BOISE - On Wednesday, March 25, Idaho Governor Brad Little issued a statewide stay-home order.
What It Means:
All residents of Idaho must self-isolate and stay and work from home as much as possible, unless they work in an field deemed essential by the order.
Residents can leave their homes to obtain or provide essential services. People at higher risk - those who are 65 years of age or older and/or who are health compromised - should avoid leaving their homes.
Employers that do not provide essential services as defined in the order must take all necessary steps for employees to work remotely from home.
All non-essential travel must cease and public transit should only be used to obtain or provide essential services.
Non-essential gatherings of any number of people outside a household should be limited.
Outdoor activity near the home is not prohibited but residents are encouraged to keep a distance of 6 feet from others not in their household.
People are also urged to practice goody hygiene by washing hands, cleaning high-touch surfaces, covering coughs and sneezes and not shaking hands.
The order is in effect as of Wednesday and will remain in effect for at least 21 days.
Full details of the order can be found HERE.
Which Businesses Are Essential?
According to the order, the following businesses are deemed essential:
Grocery stores, healthcare facilities, gas stations, pharmacies, essential state and local government functions, laundromats/laundry services, financial institutions, residential and home-based care, veterinary services, hardware stores, limited child care for essential workers, infrastructure and other businesses essential to the safety and wellbeing of the residents as defined in the order to remain open. Restaurants may remain open but only for drive-thru, carry-out or delivery.
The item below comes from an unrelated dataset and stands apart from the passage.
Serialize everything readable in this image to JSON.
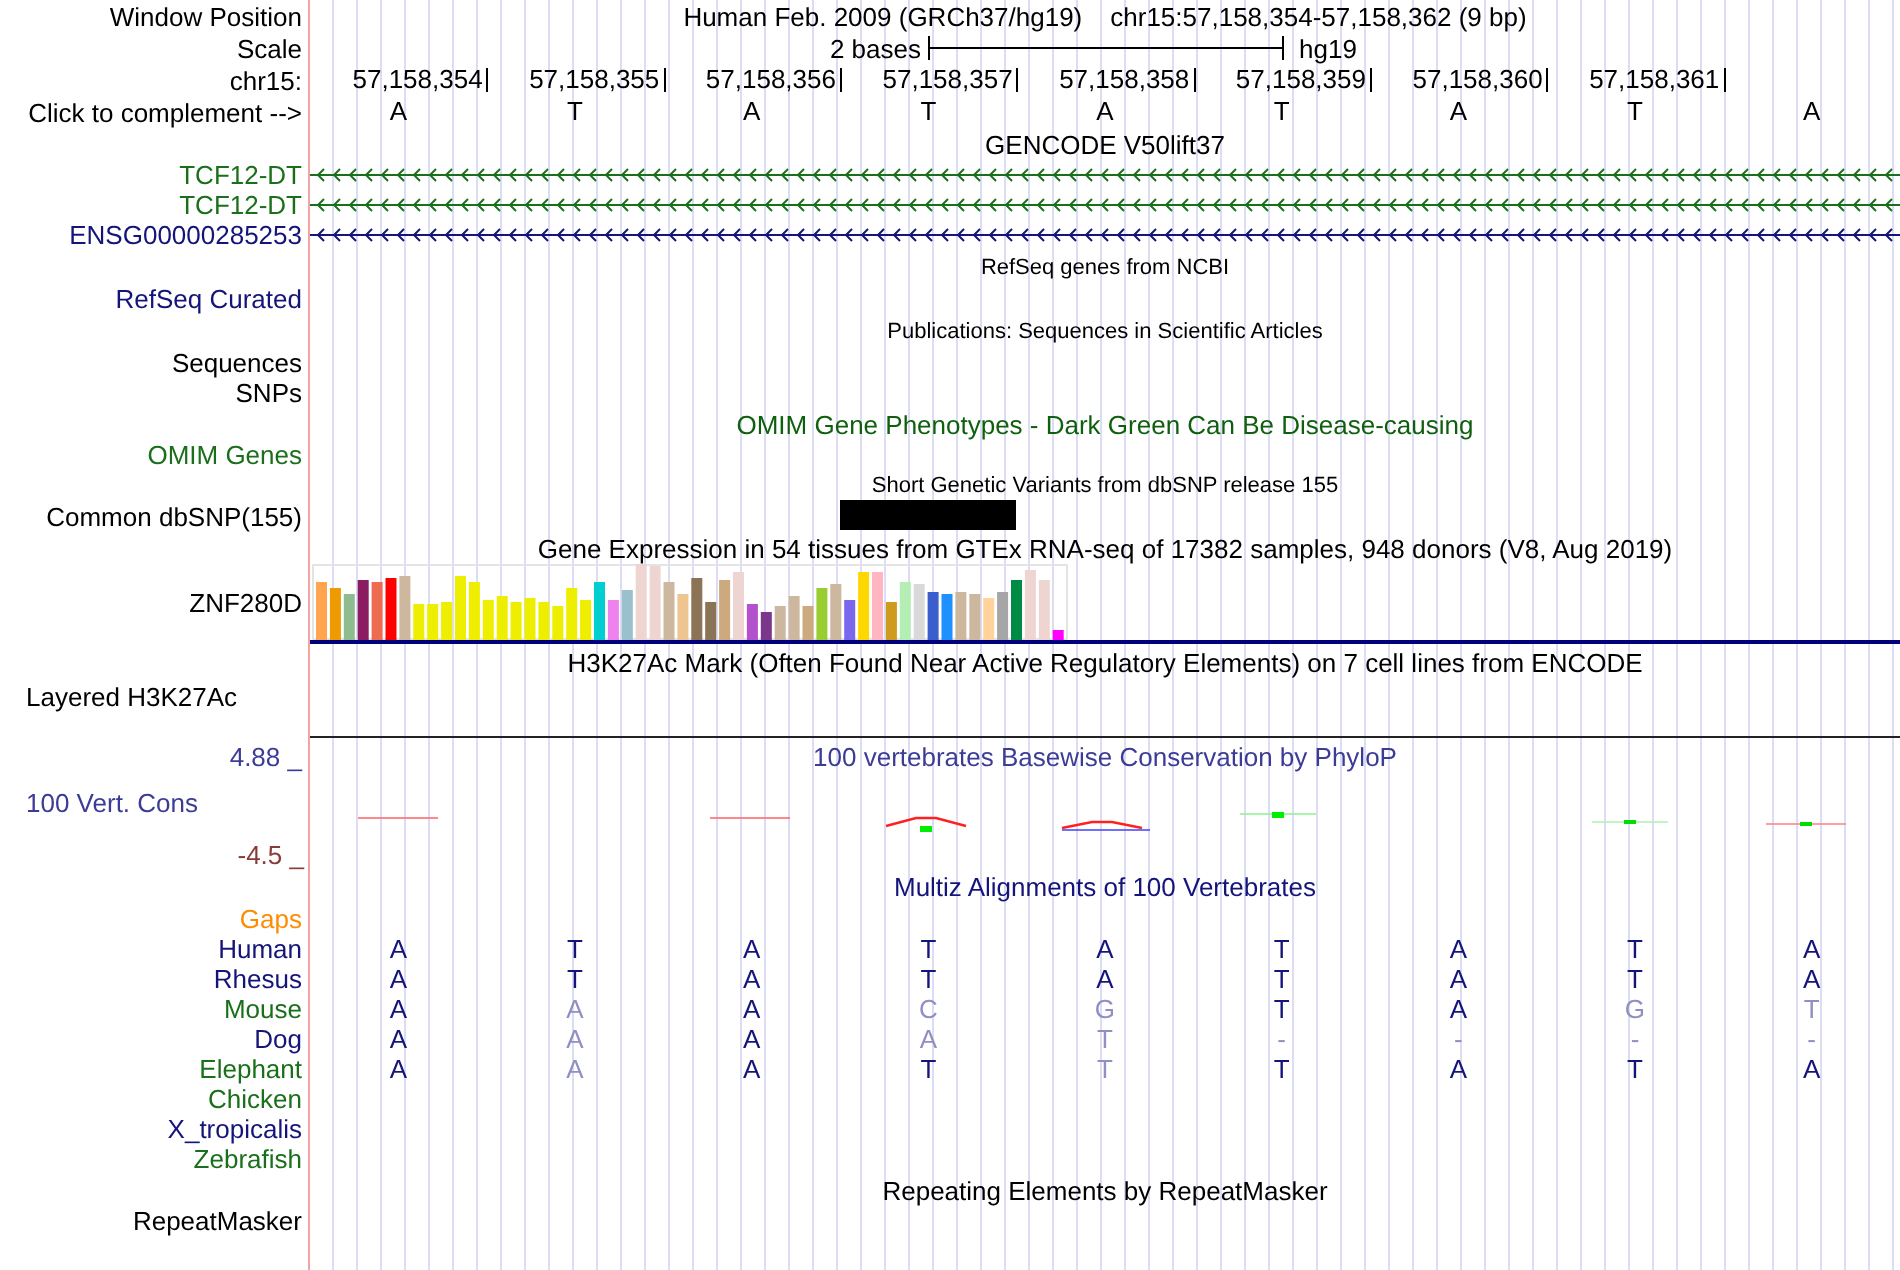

Which Businesses Are Not Essential?
According to the order, the following businesses and services are deemed non essential:
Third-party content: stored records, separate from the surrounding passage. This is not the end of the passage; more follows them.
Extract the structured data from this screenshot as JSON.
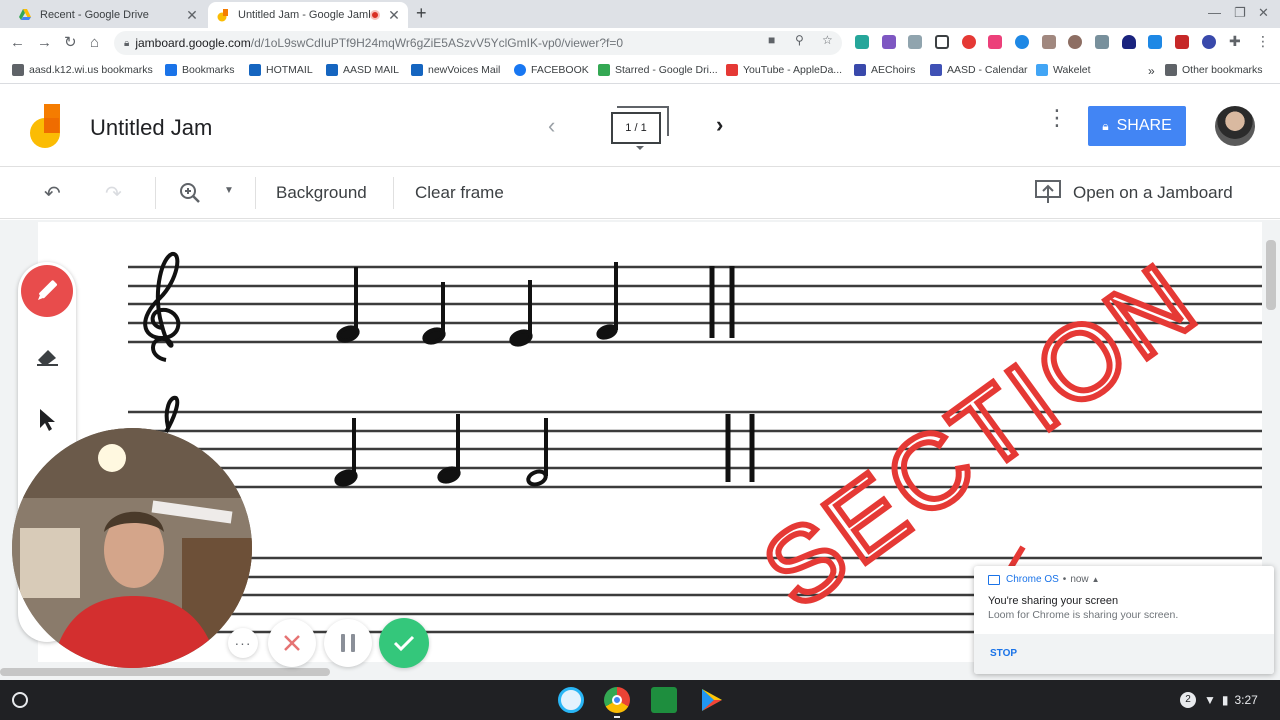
{
  "browser": {
    "tabs": [
      {
        "title": "Recent - Google Drive",
        "active": false
      },
      {
        "title": "Untitled Jam - Google Jamboard",
        "active": true
      }
    ],
    "url_host": "jamboard.google.com",
    "url_path": "/d/1oL9swCdIuPTf9H24mqWr6gZiE5ASzvV5YclGmIK-vp0/viewer?f=0",
    "bookmarks": [
      {
        "label": "aasd.k12.wi.us bookmarks",
        "color": "#5f6368"
      },
      {
        "label": "Bookmarks",
        "color": "#1a73e8"
      },
      {
        "label": "HOTMAIL",
        "color": "#1565c0"
      },
      {
        "label": "AASD MAIL",
        "color": "#1565c0"
      },
      {
        "label": "newVoices Mail",
        "color": "#1565c0"
      },
      {
        "label": "FACEBOOK",
        "color": "#1877f2"
      },
      {
        "label": "Starred - Google Dri...",
        "color": "#34a853"
      },
      {
        "label": "YouTube - AppleDa...",
        "color": "#e53935"
      },
      {
        "label": "AEChoirs",
        "color": "#3949ab"
      },
      {
        "label": "AASD - Calendar",
        "color": "#3f51b5"
      },
      {
        "label": "Wakelet",
        "color": "#42a5f5"
      }
    ],
    "bookmarks_overflow": "»",
    "other_bookmarks": "Other bookmarks"
  },
  "jam": {
    "title": "Untitled Jam",
    "frame_counter": "1 / 1",
    "share_label": "SHARE",
    "toolbar": {
      "background_label": "Background",
      "clear_frame_label": "Clear frame",
      "open_on_jamboard_label": "Open on a Jamboard"
    },
    "canvas_annotation": "SECTION",
    "accent_color": "#4285f4",
    "pen_color": "#e84c4c"
  },
  "notification": {
    "app": "Chrome OS",
    "time": "now",
    "title": "You're sharing your screen",
    "body": "Loom for Chrome is sharing your screen.",
    "action": "STOP"
  },
  "shelf": {
    "notification_count": "2",
    "time": "3:27"
  }
}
Indoor gyms, recreational facilities, nightclubs, bars, entertainment venues, convention centers, hair and nail salons, public events and gatherings, dine-in restaurants, other facilities and services not included in the "essential" businesses as described by the order.